MB: Are you planning on moving out of the Midwest?
K: Yes. Yes, it’s the dream, the goal, one of the next steps.
MB: Is the Midwest just not good for hip hop?
K: It’s not even that because like I said, with the emphasis I guess I most noticeably appeal to the hip hop community, but it’s that part of the hip hop community that is in the search for something more and I’m searching for something more. Like, what I’m doing is real jazzy, real funky, groove, self done stuff. Like self portraits.
MB: What about work?
K: It’s a necessary evil I guess. It sucks ass… nah it doesn’t… I don’t know. Some days it does some days it doesn’t.
MB: You wish you could spend all that time on music right?
K: Yea, that would be quite beneficial to the next steps. But I’m not complaining. I’ve got a job, I’ve got a way to sustain myself in today’s economy so I’m doing alright. Everything could always be better. I’ll just say, they are looking better. They are always better.
MB: Do you have any advice for aspiring musicians?
K: Hm, advice for aspiring musicians?
MB: Or struggling.
K: Aspiring and or struggling is usually synonymous. If you’re doing it right. Maybe. There are rarely silver spoons.
If you just want a quick way to some money that you’ll blow through in a few years and you’re not really a musician – music isn’t really your thing and it’s just something you’re good at and can make some money off of it, I mean it’s cool if you want to do that, but just know that the end result has no longevity.
I mean if that’s not your goal, that’s not your goal. But if you’re like me and just want a career and just want to be known for something bigger than even your life time, which is what I feel like everyone should want to do, to leave that mark. Then take care and pay attention to the details from day one and don’t just make stuff and be like, “oh, I’m new at this and it’s just something I did.” If you have to say all that, then don’t say it every time. You should feel like you made the best track every time.

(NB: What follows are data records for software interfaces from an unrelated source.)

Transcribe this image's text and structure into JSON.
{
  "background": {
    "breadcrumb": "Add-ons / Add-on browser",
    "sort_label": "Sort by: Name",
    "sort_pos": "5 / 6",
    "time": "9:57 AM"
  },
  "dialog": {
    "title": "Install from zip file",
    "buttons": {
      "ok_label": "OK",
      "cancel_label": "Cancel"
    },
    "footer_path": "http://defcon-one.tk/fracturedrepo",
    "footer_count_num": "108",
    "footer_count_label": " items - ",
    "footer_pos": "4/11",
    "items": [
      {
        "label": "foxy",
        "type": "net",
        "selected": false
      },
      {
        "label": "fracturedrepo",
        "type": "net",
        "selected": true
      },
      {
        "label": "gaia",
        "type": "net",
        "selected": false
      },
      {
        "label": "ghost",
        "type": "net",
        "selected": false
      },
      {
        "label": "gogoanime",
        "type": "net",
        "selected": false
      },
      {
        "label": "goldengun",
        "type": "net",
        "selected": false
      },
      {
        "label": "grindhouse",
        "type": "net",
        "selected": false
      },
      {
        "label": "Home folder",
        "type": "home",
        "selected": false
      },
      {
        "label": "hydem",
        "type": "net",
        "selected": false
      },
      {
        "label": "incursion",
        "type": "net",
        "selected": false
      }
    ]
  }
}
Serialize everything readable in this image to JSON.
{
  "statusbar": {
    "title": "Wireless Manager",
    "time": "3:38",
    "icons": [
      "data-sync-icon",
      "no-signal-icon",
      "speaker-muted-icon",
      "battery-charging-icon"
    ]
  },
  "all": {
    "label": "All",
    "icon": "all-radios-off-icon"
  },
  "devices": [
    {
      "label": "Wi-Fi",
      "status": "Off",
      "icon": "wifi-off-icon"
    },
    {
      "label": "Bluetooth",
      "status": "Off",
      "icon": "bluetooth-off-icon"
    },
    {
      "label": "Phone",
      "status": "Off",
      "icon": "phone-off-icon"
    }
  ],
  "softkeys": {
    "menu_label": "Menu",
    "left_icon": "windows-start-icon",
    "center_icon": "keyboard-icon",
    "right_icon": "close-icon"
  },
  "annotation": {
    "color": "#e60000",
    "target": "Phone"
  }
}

Every day I like the newest thing I made even more. Every new song I make, I’m like this is the best song that I’ve ever made and the next day, someone’s like no, this is the best song that you’ve ever made. So when you present it to people, you should feel that way. If you want to be great, epic and have this legacy thing go, then you have to have that kind drive to satisfy yourself, because it will never happen.
That’s the thing. You shouldn’t ever be complacent or set. I guess you can be satisfied but you can’t be complacent. Just don’t be overly satisfied. Just take it as it comes but just realize that you can always do more but at the same time don’t concentrate on “you can always do more.”
Like I said, everything in moderation. I realize that one, that simple statement right there applies to so many things. It’s like this axiom of truth – everything in moderation. You realize there’s so much you can do and you can always push yourself, but just don’t do it too much. But at the same time, realize that you do not enough too much.
L: If you’re fucking up too much, you’re not going to make it basically.
K: Pretty much
MB: That’s Klassik for you. Is there anything in the works?
K: The album.
L: And the “Halftime Show.”
K: Me and a couple of guys, SAFS crew, shout out, we just did a EP called the “Halftime Show” because the plan was to release it during the Super Bowl halftime show and that didn’t happen because we were still mixing it down. We had some fun, made some pretty dope music.